▶ _Problem details_: The result should be every line of the listing that holds the word "value".

::::

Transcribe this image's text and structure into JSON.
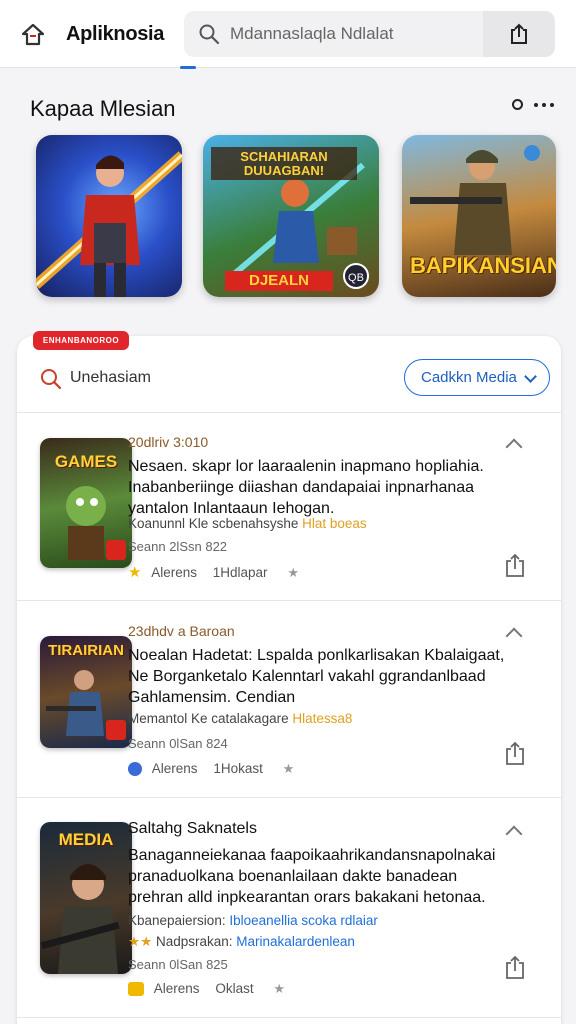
{
  "header": {
    "app_title": "Apliknosia",
    "search_placeholder": "Mdannaslaqla Ndlalat"
  },
  "featured": {
    "title": "Kapaa Mlesian",
    "tiles": [
      {
        "caption": ""
      },
      {
        "banner": "SCHAHIARAN DUUAGBAN!",
        "bottom": "DJEALN",
        "badge": "QB"
      },
      {
        "caption": "BAPIKANSIAN"
      }
    ]
  },
  "list_header": {
    "tag": "ENHANBANOROO",
    "filter_label": "Unehasiam",
    "media_button": "Cadkkn Media"
  },
  "items": [
    {
      "thumb_label": "GAMES",
      "date": "20dlriv 3:010",
      "headline": "Nesaen. skapr lor laaraalenin inapmano hopliahia. Inabanberiinge diiashan dandapaiai inpnarhanaa yantalon Inlantaaun Iehogan.",
      "byline_main": "Koanunnl Kle scbenahsyshe",
      "byline_hl": "Hlat boeas",
      "meta": "Seann 2lSsn 822",
      "foot_author": "Alerens",
      "foot_time": "1Hdlapar"
    },
    {
      "thumb_label": "TIRAIRIAN",
      "date": "23dhdv a Baroan",
      "headline": "Noealan Hadetat: Lspalda ponlkarlisakan Kbalaigaat, Ne Borganketalo Kalenntarl vakahl ggrandanlbaad Gahlamensim. Cendian",
      "byline_main": "Memantol Ke catalakagare",
      "byline_hl": "Hlatessa8",
      "meta": "Seann 0lSan 824",
      "foot_author": "Alerens",
      "foot_time": "1Hokast"
    },
    {
      "thumb_label": "MEDIA",
      "date": "Saltahg Saknatels",
      "headline": "Banaganneiekanaa faapoikaahrikandansnapolnakai pranaduolkana boenanlailaan dakte banadean prehran alld inpkearantan orars bakakani hetonaa.",
      "byline_main": "Kbanepaiersion:",
      "byline_blue": "Ibloeanellia scoka rdlaiar",
      "byline2_main": "Nadpsrakan:",
      "byline2_blue": "Marinakalardenlean",
      "meta": "Seann 0lSan 825",
      "foot_author": "Alerens",
      "foot_time": "Oklast"
    }
  ],
  "colors": {
    "accent": "#1e6fd9",
    "tag_red": "#e0252b",
    "highlight": "#e0a020"
  }
}
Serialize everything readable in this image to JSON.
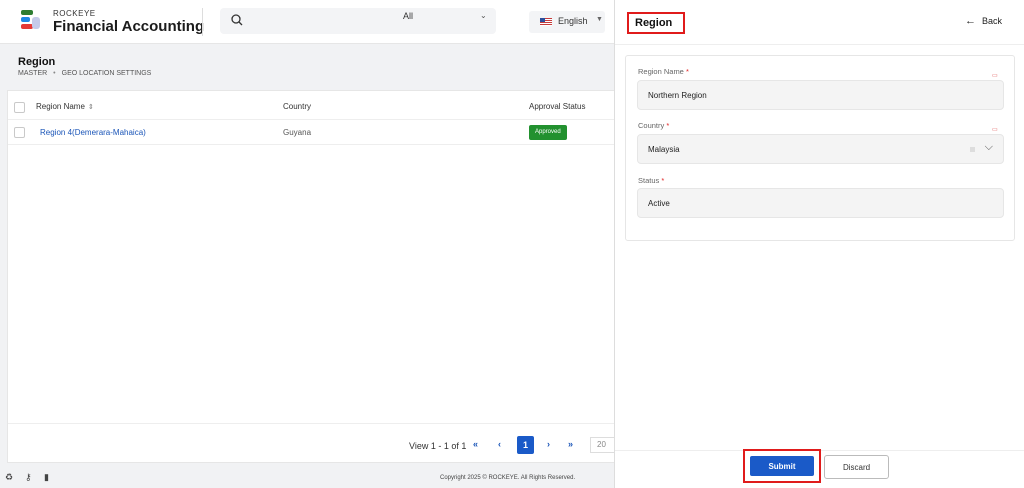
{
  "header": {
    "brand_small": "ROCKEYE",
    "brand_name": "Financial Accounting",
    "search": {
      "placeholder": "",
      "scope": "All"
    },
    "language": "English"
  },
  "page": {
    "title": "Region",
    "breadcrumbs": [
      "MASTER",
      "GEO LOCATION SETTINGS"
    ]
  },
  "table": {
    "columns": [
      "Region Name",
      "Country",
      "Approval Status"
    ],
    "rows": [
      {
        "region": "Region 4(Demerara-Mahaica)",
        "country": "Guyana",
        "status": "Approved"
      }
    ],
    "status_colors": {
      "Approved": "#22912f"
    }
  },
  "pagination": {
    "view_text": "View 1 - 1 of 1",
    "current_page": "1",
    "page_size": "20"
  },
  "footer": {
    "copyright": "Copyright 2025 © ROCKEYE. All Rights Reserved."
  },
  "panel": {
    "title": "Region",
    "back_label": "Back",
    "fields": {
      "region_name": {
        "label": "Region Name",
        "value": "Northern Region"
      },
      "country": {
        "label": "Country",
        "value": "Malaysia"
      },
      "status": {
        "label": "Status",
        "value": "Active"
      }
    },
    "submit_label": "Submit",
    "discard_label": "Discard"
  },
  "colors": {
    "accent": "#1a5ac8",
    "highlight": "#e01b1b"
  }
}
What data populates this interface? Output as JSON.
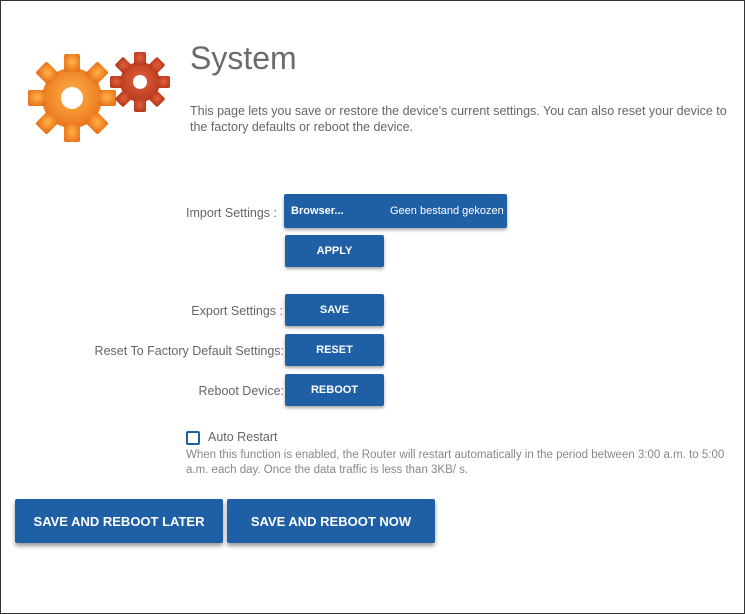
{
  "header": {
    "title": "System",
    "description": "This page lets you save or restore the device's current settings. You can also reset your device to the factory defaults or reboot the device."
  },
  "import": {
    "label": "Import Settings :",
    "browse_label": "Browser...",
    "file_status": "Geen bestand gekozen",
    "apply_label": "APPLY"
  },
  "export": {
    "label": "Export Settings :",
    "button_label": "SAVE"
  },
  "reset": {
    "label": "Reset To Factory Default Settings:",
    "button_label": "RESET"
  },
  "reboot": {
    "label": "Reboot Device:",
    "button_label": "REBOOT"
  },
  "auto_restart": {
    "label": "Auto Restart",
    "checked": false,
    "note": "When this function is enabled, the Router will restart automatically in the period between 3:00 a.m. to 5:00 a.m. each day. Once the data traffic is less than 3KB/ s."
  },
  "actions": {
    "save_later_label": "SAVE AND REBOOT LATER",
    "save_now_label": "SAVE AND REBOOT NOW"
  },
  "colors": {
    "button_blue": "#1f5fa6",
    "gear_orange": "#f5891f",
    "gear_red": "#c84224"
  },
  "icons": {
    "logo": "gears-icon"
  }
}
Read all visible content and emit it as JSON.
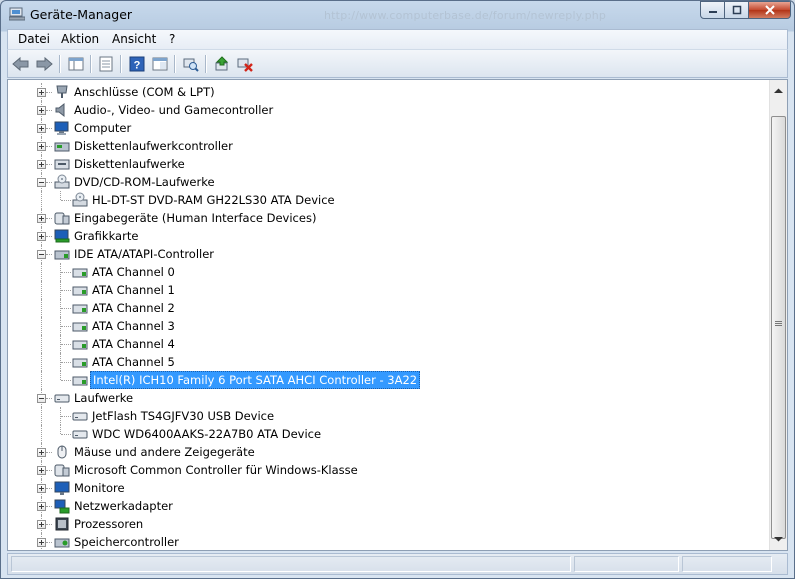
{
  "window": {
    "title": "Geräte-Manager",
    "ghost_url": "http://www.computerbase.de/forum/newreply.php",
    "minimize_glyph": "–",
    "maximize_glyph": "▢",
    "close_glyph": "✕"
  },
  "menu": [
    "Datei",
    "Aktion",
    "Ansicht",
    "?"
  ],
  "toolbar": {
    "buttons": [
      "back-arrow-icon",
      "forward-arrow-icon",
      "show-hide-console-tree-icon",
      "properties-icon",
      "help-icon",
      "extended-view-icon",
      "scan-hardware-icon",
      "update-driver-icon",
      "uninstall-icon"
    ]
  },
  "tree": [
    {
      "label": "Anschlüsse (COM & LPT)",
      "expander": "+",
      "icon": "port-icon",
      "level": 1
    },
    {
      "label": "Audio-, Video- und Gamecontroller",
      "expander": "+",
      "icon": "speaker-icon",
      "level": 1
    },
    {
      "label": "Computer",
      "expander": "+",
      "icon": "computer-icon",
      "level": 1
    },
    {
      "label": "Diskettenlaufwerkcontroller",
      "expander": "+",
      "icon": "floppy-controller-icon",
      "level": 1
    },
    {
      "label": "Diskettenlaufwerke",
      "expander": "+",
      "icon": "floppy-drive-icon",
      "level": 1
    },
    {
      "label": "DVD/CD-ROM-Laufwerke",
      "expander": "-",
      "icon": "dvd-drive-icon",
      "level": 1
    },
    {
      "label": "HL-DT-ST DVD-RAM GH22LS30 ATA Device",
      "icon": "dvd-drive-icon",
      "level": 2
    },
    {
      "label": "Eingabegeräte (Human Interface Devices)",
      "expander": "+",
      "icon": "hid-icon",
      "level": 1
    },
    {
      "label": "Grafikkarte",
      "expander": "+",
      "icon": "display-adapter-icon",
      "level": 1
    },
    {
      "label": "IDE ATA/ATAPI-Controller",
      "expander": "-",
      "icon": "ide-controller-icon",
      "level": 1
    },
    {
      "label": "ATA Channel 0",
      "icon": "ide-channel-icon",
      "level": 2
    },
    {
      "label": "ATA Channel 1",
      "icon": "ide-channel-icon",
      "level": 2
    },
    {
      "label": "ATA Channel 2",
      "icon": "ide-channel-icon",
      "level": 2
    },
    {
      "label": "ATA Channel 3",
      "icon": "ide-channel-icon",
      "level": 2
    },
    {
      "label": "ATA Channel 4",
      "icon": "ide-channel-icon",
      "level": 2
    },
    {
      "label": "ATA Channel 5",
      "icon": "ide-channel-icon",
      "level": 2
    },
    {
      "label": "Intel(R) ICH10 Family 6 Port SATA AHCI Controller - 3A22",
      "icon": "ide-channel-icon",
      "level": 2,
      "selected": true
    },
    {
      "label": "Laufwerke",
      "expander": "-",
      "icon": "disk-drive-icon",
      "level": 1
    },
    {
      "label": "JetFlash TS4GJFV30 USB Device",
      "icon": "disk-drive-icon",
      "level": 2
    },
    {
      "label": "WDC WD6400AAKS-22A7B0 ATA Device",
      "icon": "disk-drive-icon",
      "level": 2
    },
    {
      "label": "Mäuse und andere Zeigegeräte",
      "expander": "+",
      "icon": "mouse-icon",
      "level": 1
    },
    {
      "label": "Microsoft Common Controller für Windows-Klasse",
      "expander": "+",
      "icon": "hid-icon",
      "level": 1
    },
    {
      "label": "Monitore",
      "expander": "+",
      "icon": "monitor-icon",
      "level": 1
    },
    {
      "label": "Netzwerkadapter",
      "expander": "+",
      "icon": "network-adapter-icon",
      "level": 1
    },
    {
      "label": "Prozessoren",
      "expander": "+",
      "icon": "processor-icon",
      "level": 1
    },
    {
      "label": "Speichercontroller",
      "expander": "+",
      "icon": "storage-controller-icon",
      "level": 1
    }
  ],
  "colors": {
    "selection": "#3399ff",
    "title_gradient_top": "#c7d9ec",
    "close_button": "#c4482e"
  }
}
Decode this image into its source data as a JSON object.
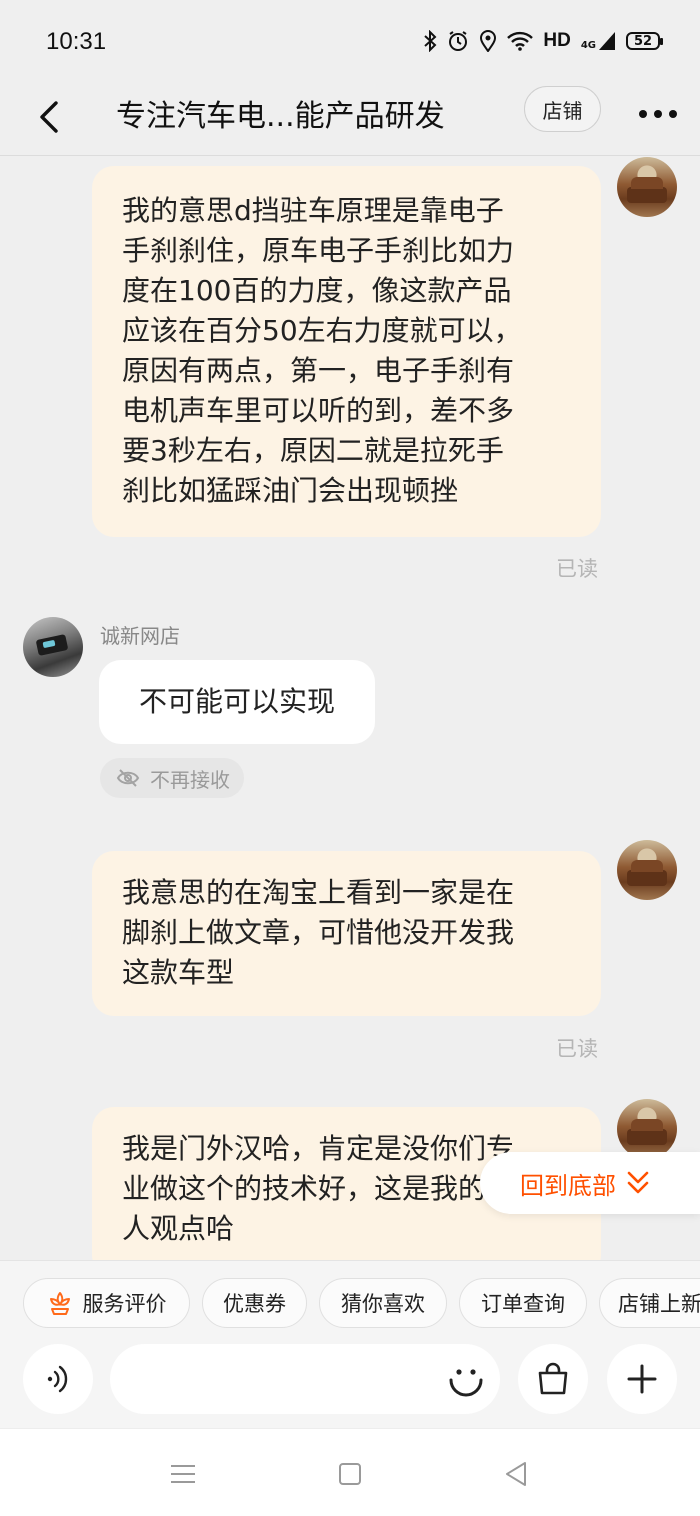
{
  "status_bar": {
    "time": "10:31",
    "hd": "HD",
    "network": "4G",
    "battery": "52"
  },
  "header": {
    "title": "专注汽车电...能产品研发",
    "shop_button": "店铺"
  },
  "messages": [
    {
      "side": "right",
      "lines": [
        "我的意思d挡驻车原理是靠电子",
        "手刹刹住，原车电子手刹比如力",
        "度在100百的力度，像这款产品",
        "应该在百分50左右力度就可以，",
        "原因有两点，第一，电子手刹有",
        "电机声车里可以听的到，差不多",
        "要3秒左右，原因二就是拉死手",
        "刹比如猛踩油门会出现顿挫"
      ],
      "status": "已读"
    },
    {
      "side": "left",
      "sender": "诚新网店",
      "text": "不可能可以实现",
      "mute_label": "不再接收"
    },
    {
      "side": "right",
      "lines": [
        "我意思的在淘宝上看到一家是在",
        "脚刹上做文章，可惜他没开发我",
        "这款车型"
      ],
      "status": "已读"
    },
    {
      "side": "right",
      "lines": [
        "我是门外汉哈，肯定是没你们专",
        "业做这个的技术好，这是我的个",
        "人观点哈"
      ]
    }
  ],
  "scroll_to_bottom": "回到底部",
  "quick_actions": [
    "服务评价",
    "优惠券",
    "猜你喜欢",
    "订单查询",
    "店铺上新"
  ],
  "input": {
    "value": "",
    "placeholder": ""
  },
  "colors": {
    "accent": "#ff5000",
    "bubble_self": "#fdf3e4",
    "bubble_other": "#ffffff",
    "background": "#efefef"
  },
  "icons": {
    "back": "back-arrow-icon",
    "more": "more-dots-icon",
    "voice": "voice-icon",
    "emoji": "smile-icon",
    "bag": "shopping-bag-icon",
    "plus": "plus-icon",
    "mute": "mute-eye-icon",
    "flower": "flower-icon",
    "chevron": "double-chevron-down-icon"
  }
}
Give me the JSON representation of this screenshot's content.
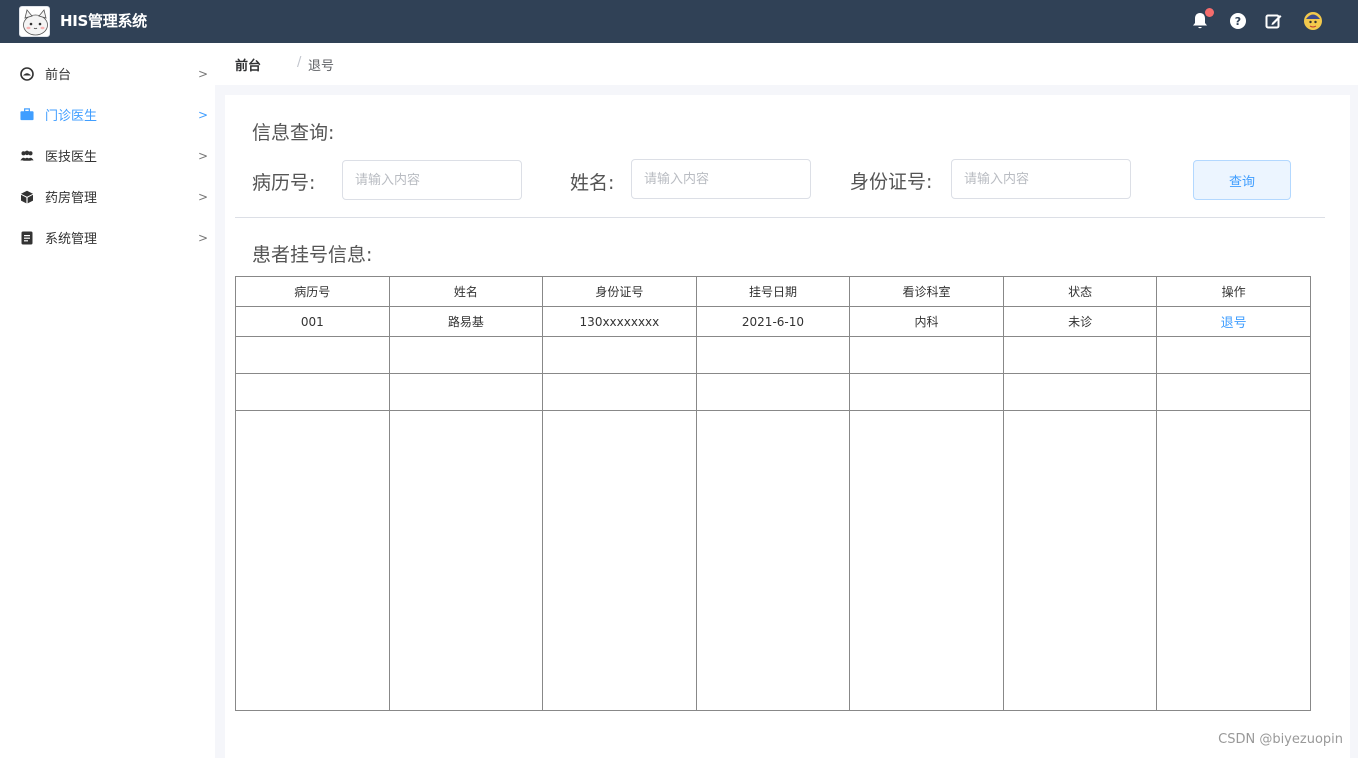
{
  "app": {
    "title": "HIS管理系统",
    "logo_icon": "cat-logo-icon"
  },
  "header": {
    "icons": [
      "bell-icon",
      "help-icon",
      "edit-icon",
      "avatar"
    ],
    "notification_dot_color": "#f56c6c"
  },
  "sidebar": {
    "items": [
      {
        "label": "前台",
        "icon": "dashboard-icon",
        "active": false
      },
      {
        "label": "门诊医生",
        "icon": "briefcase-icon",
        "active": true
      },
      {
        "label": "医技医生",
        "icon": "users-icon",
        "active": false
      },
      {
        "label": "药房管理",
        "icon": "box-icon",
        "active": false
      },
      {
        "label": "系统管理",
        "icon": "document-icon",
        "active": false
      }
    ],
    "arrow": ">"
  },
  "breadcrumb": {
    "parent": "前台",
    "separator": "/",
    "current": "退号"
  },
  "search": {
    "title": "信息查询:",
    "record_label": "病历号:",
    "record_placeholder": "请输入内容",
    "name_label": "姓名:",
    "name_placeholder": "请输入内容",
    "id_label": "身份证号:",
    "id_placeholder": "请输入内容",
    "button_label": "查询"
  },
  "patient": {
    "title": "患者挂号信息:",
    "columns": [
      "病历号",
      "姓名",
      "身份证号",
      "挂号日期",
      "看诊科室",
      "状态",
      "操作"
    ],
    "rows": [
      {
        "record": "001",
        "name": "路易基",
        "id": "130xxxxxxxx",
        "date": "2021-6-10",
        "dept": "内科",
        "status": "未诊",
        "action": "退号"
      }
    ]
  },
  "watermark": "CSDN @biyezuopin",
  "colors": {
    "topbar": "#304156",
    "accent": "#409eff"
  }
}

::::

▶ _Answer to the exercise_:
        "value": "Northern Region"
        "value": "Malaysia"
        "value": "Active"
    "value": "",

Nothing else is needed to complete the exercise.